==== Study material ====

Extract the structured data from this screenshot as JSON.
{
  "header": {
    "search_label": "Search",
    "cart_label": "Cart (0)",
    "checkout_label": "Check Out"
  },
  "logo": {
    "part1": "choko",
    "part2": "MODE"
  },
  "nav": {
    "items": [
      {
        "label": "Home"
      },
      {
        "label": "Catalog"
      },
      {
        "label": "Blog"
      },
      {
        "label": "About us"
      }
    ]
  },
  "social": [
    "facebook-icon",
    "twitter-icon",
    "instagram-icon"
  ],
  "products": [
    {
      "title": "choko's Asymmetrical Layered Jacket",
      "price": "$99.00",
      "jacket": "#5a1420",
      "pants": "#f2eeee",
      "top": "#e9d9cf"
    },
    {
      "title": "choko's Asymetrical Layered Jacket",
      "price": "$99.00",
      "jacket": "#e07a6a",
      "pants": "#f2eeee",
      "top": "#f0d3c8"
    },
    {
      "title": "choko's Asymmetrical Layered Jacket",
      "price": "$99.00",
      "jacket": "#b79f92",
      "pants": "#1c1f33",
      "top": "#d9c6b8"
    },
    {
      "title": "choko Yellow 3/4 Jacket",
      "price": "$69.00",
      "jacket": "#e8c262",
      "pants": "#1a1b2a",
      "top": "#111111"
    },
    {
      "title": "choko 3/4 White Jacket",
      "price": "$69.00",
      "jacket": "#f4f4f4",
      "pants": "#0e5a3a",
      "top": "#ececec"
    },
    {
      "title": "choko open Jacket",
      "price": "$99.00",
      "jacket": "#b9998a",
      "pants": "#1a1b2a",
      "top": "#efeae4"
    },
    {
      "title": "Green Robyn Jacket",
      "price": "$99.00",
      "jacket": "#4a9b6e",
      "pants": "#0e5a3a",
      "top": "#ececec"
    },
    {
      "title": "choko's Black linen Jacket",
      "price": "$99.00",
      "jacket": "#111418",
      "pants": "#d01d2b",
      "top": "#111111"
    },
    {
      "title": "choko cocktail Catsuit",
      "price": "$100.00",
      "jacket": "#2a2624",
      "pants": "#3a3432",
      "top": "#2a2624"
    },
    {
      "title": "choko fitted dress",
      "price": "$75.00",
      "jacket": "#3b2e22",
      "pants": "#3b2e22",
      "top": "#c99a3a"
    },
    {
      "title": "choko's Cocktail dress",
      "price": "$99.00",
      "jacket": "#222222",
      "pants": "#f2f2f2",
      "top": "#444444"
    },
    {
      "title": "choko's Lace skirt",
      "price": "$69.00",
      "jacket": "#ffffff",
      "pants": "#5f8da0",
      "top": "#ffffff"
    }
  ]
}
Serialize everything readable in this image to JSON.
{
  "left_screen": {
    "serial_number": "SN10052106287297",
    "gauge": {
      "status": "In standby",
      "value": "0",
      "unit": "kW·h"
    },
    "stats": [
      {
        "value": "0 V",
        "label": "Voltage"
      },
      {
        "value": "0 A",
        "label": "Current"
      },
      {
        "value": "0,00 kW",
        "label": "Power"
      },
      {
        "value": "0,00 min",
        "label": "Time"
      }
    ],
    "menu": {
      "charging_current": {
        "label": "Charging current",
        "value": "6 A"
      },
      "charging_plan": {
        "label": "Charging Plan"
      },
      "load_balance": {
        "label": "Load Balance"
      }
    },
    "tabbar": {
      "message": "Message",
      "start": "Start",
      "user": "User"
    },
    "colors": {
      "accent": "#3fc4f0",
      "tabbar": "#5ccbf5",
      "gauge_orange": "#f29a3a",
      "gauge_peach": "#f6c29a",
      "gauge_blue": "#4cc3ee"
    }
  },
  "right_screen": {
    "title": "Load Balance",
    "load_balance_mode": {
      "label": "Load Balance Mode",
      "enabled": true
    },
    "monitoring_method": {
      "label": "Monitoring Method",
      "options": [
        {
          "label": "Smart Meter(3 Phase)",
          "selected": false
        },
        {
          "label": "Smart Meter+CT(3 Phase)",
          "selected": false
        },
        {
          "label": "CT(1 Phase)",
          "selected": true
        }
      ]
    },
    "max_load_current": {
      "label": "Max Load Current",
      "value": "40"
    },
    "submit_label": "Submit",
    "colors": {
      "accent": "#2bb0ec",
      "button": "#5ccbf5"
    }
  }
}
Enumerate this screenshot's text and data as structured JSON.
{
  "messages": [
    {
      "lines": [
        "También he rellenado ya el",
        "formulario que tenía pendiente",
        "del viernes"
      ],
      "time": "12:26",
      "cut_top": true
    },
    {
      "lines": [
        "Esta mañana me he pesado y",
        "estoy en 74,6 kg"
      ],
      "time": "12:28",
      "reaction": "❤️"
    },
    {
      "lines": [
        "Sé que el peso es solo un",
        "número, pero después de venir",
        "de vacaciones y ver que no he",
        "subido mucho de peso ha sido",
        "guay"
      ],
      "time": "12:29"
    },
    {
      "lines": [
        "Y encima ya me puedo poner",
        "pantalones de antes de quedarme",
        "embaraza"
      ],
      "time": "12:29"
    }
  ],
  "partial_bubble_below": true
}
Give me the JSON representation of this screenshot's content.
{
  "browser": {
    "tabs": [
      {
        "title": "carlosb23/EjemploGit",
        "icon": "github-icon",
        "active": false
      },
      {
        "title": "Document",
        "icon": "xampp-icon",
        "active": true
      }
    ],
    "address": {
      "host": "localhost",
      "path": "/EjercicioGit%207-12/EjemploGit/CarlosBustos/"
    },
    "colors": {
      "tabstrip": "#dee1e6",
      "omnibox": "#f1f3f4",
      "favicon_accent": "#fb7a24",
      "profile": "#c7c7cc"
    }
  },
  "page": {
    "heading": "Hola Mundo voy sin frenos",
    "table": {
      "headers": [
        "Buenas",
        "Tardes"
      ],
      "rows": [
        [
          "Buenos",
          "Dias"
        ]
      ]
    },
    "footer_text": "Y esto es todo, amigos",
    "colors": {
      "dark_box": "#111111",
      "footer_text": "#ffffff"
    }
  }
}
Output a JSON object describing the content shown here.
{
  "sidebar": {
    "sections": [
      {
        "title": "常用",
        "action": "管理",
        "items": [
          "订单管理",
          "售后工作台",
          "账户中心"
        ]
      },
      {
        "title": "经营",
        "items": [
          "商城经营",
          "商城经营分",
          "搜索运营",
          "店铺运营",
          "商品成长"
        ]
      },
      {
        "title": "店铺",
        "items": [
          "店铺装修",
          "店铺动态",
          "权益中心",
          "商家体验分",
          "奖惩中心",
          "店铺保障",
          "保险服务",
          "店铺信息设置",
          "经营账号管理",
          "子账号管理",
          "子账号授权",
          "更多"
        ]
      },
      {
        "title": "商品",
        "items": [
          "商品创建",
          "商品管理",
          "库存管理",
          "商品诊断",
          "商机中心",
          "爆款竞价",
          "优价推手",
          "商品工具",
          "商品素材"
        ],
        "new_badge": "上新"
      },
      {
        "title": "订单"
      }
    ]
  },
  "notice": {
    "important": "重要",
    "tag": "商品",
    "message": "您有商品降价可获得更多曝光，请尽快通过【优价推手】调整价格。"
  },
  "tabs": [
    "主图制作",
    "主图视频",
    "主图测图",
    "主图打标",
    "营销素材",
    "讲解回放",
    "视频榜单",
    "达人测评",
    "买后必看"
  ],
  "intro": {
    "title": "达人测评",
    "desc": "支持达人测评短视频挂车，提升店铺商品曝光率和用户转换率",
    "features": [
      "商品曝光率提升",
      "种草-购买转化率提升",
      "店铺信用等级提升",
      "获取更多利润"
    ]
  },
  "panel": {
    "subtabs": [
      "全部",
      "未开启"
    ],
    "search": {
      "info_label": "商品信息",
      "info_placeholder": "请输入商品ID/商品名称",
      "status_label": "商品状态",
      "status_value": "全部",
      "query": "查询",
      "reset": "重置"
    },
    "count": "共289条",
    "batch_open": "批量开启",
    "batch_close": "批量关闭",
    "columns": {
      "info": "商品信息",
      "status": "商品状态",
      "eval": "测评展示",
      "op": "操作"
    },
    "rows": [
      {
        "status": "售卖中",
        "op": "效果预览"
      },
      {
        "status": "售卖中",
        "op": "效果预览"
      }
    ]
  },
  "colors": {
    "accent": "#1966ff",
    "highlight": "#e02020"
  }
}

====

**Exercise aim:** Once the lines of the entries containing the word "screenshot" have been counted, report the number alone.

**Answer box:** 3